This was the active scene which greeted me when I visited the Stave Hill Ecological Park in Rotherhithe - volunteers performing a variety of essential roles under the guidance of Rebeka Clark, their magical multi-tasking site manager, just as they do every day. She has calculated that there are 4500 volunteer visits here each year, and I was seriously impressed at the scale of their presence in the woods, in the vegetable garden and at the Urban Ecology Office of the Conservation Volunteers located here.
The Ecological Park is run by the Conservation Volunteers (TCV) under TCV Urban Ecology, a national organisation with a small handful of permanent sites. This one is one of the jewels in their crown, created as part of the redevelopment of the Rotherhithe area in the mid 1980s. This was Surrey Docks, which had degenerated from a large, working London dock into an area of neglect, with rubbish dumped into the tanks which used to store timber for the capital. Nature is now protected as a mosaic of grassland, woodland, scrub and wetland habitats. One of the curious contrasts of this area is that, from Canada Water station, you walk through long avenues of brick-paved streets and pavements before the nature site reveals itself and the seemingly interminable bricks disappear. It's a forgotten but newish area of London, which makes the discovery of the Park all the more special. And the views from the enormous mound which makes Stave Hill itself are a new way of seeing Canary Wharf and London's river and skyline.

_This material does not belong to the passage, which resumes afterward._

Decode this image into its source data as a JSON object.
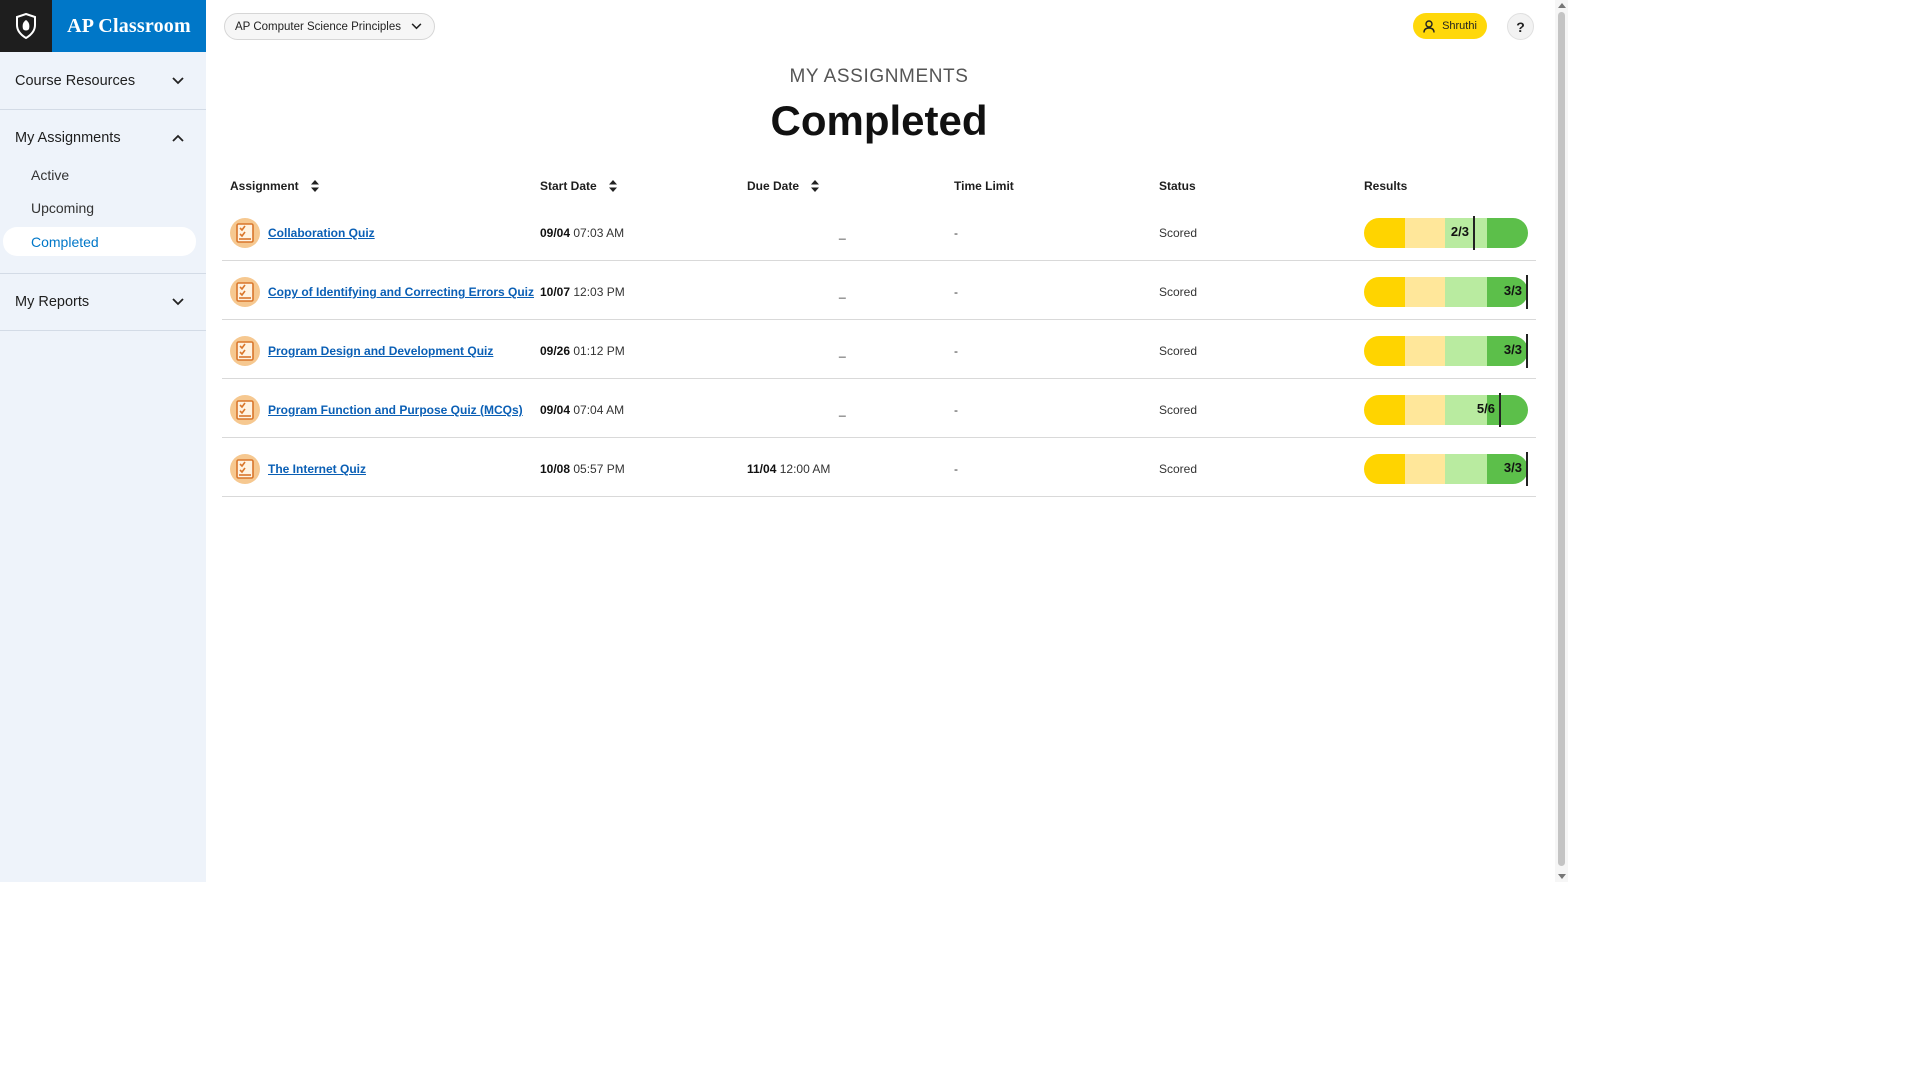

Volunteers really are at the heart of the park. The website features them prominently and promotes their involvement as as a fun and life-affirming activity. They help with the large five-acre grassland site and the smaller half-acre compound garden, where there is always a welcome cup of tea and a biscuit for the helpers. The last fourteen years have seen a visitor centre built, a multi-purpose space which doubles as a classroom, and - in keeping with the park's philosophy of using reclaimed or repurposed materials wherever possible - this centre is proud to have given a home to paving slabs from Trafalgar Square.
The central compound has different focal points. This is a ‘Tea pea’, a replica of which will go to a local primary school. It has been planted with strawberries, horseradish, mange-tout, beetroot and herbs.

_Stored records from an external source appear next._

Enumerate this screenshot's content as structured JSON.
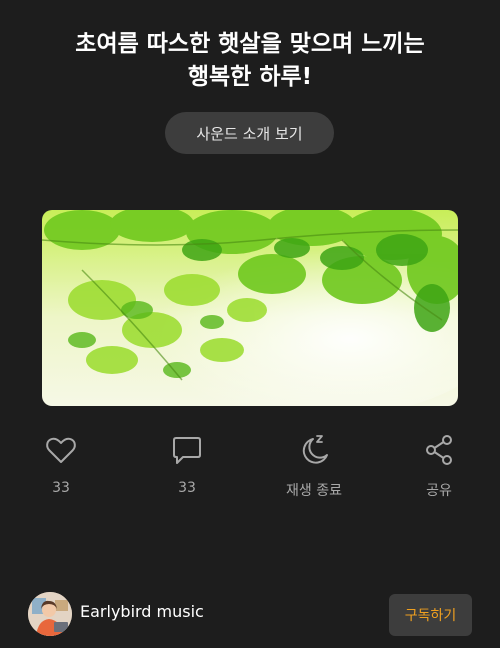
{
  "header": {
    "title_line1": "초여름 따스한 햇살을 맞으며 느끼는",
    "title_line2": "행복한 하루!",
    "sound_button_label": "사운드 소개 보기"
  },
  "actions": {
    "like": {
      "icon": "heart-icon",
      "label": "33"
    },
    "comment": {
      "icon": "speech-bubble-icon",
      "label": "33"
    },
    "sleep_timer": {
      "icon": "moon-sleep-icon",
      "label": "재생 종료"
    },
    "share": {
      "icon": "share-icon",
      "label": "공유"
    }
  },
  "channel": {
    "name": "Earlybird music",
    "subscribe_label": "구독하기"
  },
  "colors": {
    "background": "#1d1d1d",
    "button_bg": "#3d3d3d",
    "accent": "#f0a020",
    "muted_text": "#a8a8a8"
  }
}
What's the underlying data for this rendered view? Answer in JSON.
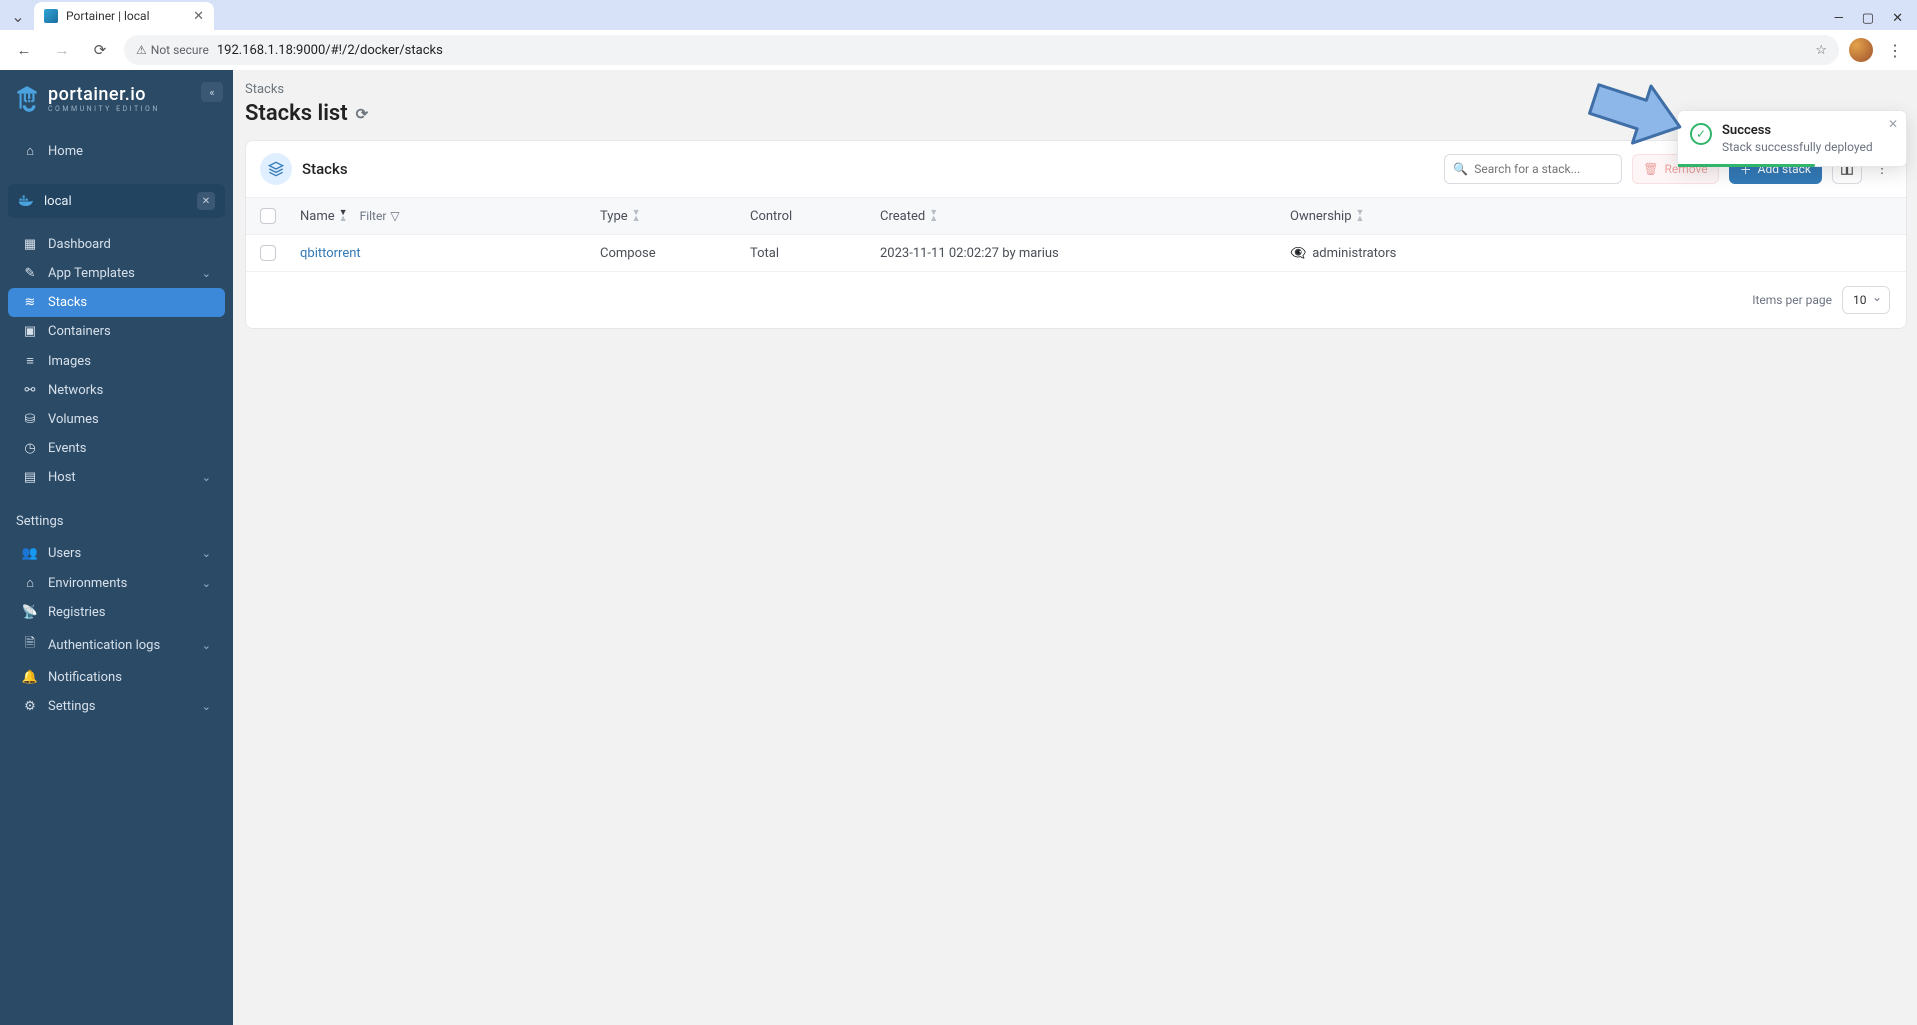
{
  "browser": {
    "tab_title": "Portainer | local",
    "not_secure": "Not secure",
    "url": "192.168.1.18:9000/#!/2/docker/stacks"
  },
  "brand": {
    "name": "portainer.io",
    "edition": "COMMUNITY EDITION"
  },
  "sidebar": {
    "home": "Home",
    "env_label": "local",
    "items": [
      "Dashboard",
      "App Templates",
      "Stacks",
      "Containers",
      "Images",
      "Networks",
      "Volumes",
      "Events",
      "Host"
    ],
    "settings_heading": "Settings",
    "settings_items": [
      "Users",
      "Environments",
      "Registries",
      "Authentication logs",
      "Notifications",
      "Settings"
    ]
  },
  "page": {
    "crumb": "Stacks",
    "title": "Stacks list"
  },
  "panel": {
    "title": "Stacks",
    "search_placeholder": "Search for a stack...",
    "remove_label": "Remove",
    "add_label": "Add stack",
    "columns": {
      "name": "Name",
      "filter": "Filter",
      "type": "Type",
      "control": "Control",
      "created": "Created",
      "ownership": "Ownership"
    },
    "rows": [
      {
        "name": "qbittorrent",
        "type": "Compose",
        "control": "Total",
        "created": "2023-11-11 02:02:27 by marius",
        "ownership": "administrators"
      }
    ],
    "items_per_page_label": "Items per page",
    "items_per_page_value": "10"
  },
  "toast": {
    "title": "Success",
    "message": "Stack successfully deployed"
  }
}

And this is the Creature Feature, a series of insect houses, which I thought reflected the external high-rise environment. The aim is to change the primacy of bees for nature conservation, emphasising the role of ladybirds and lacewings. Not that they neglect bees - in fact the beehives they used to have in an adjoining field, are expected to return soon, once the field's habitat has been enhanced for them. Around the Creature Feature the plantings are an attractive mixture of pinks, Verbena bonariensis, crow garlic, rose garlic, teasels and crocosmia.
Over in the vegetable plot, cucamelons, currants, raspberries and cherry tomatoes make happy bedfellows. Pumpkins and onions thrived here this year, with an ingenious system of using a bicycle to pump waste water around the plot. Paul has been its volunteer guardian for many years and he proudly showed off his Jerusalem artichokes and a common chaser dragon fly which flew by and settled on a stalk.
Claire showed me around the compound. She is one of 28 Natural Network trainees funded through a grant from the Heritage lottery and is seen here in the woodland area, where a fern garden has a section for lilies of the valley and wild strawberries line some of the paths. There are projects galore which she helps Rebeka to coordinate such as a ‘gentlemen's convenience’, which will use urine to interact with straw and make compost, a fox box and a sound room being planned from bales of straw.
Exchange students from Spain created this structure, planting herbs and saxifrages in plastic water bottles.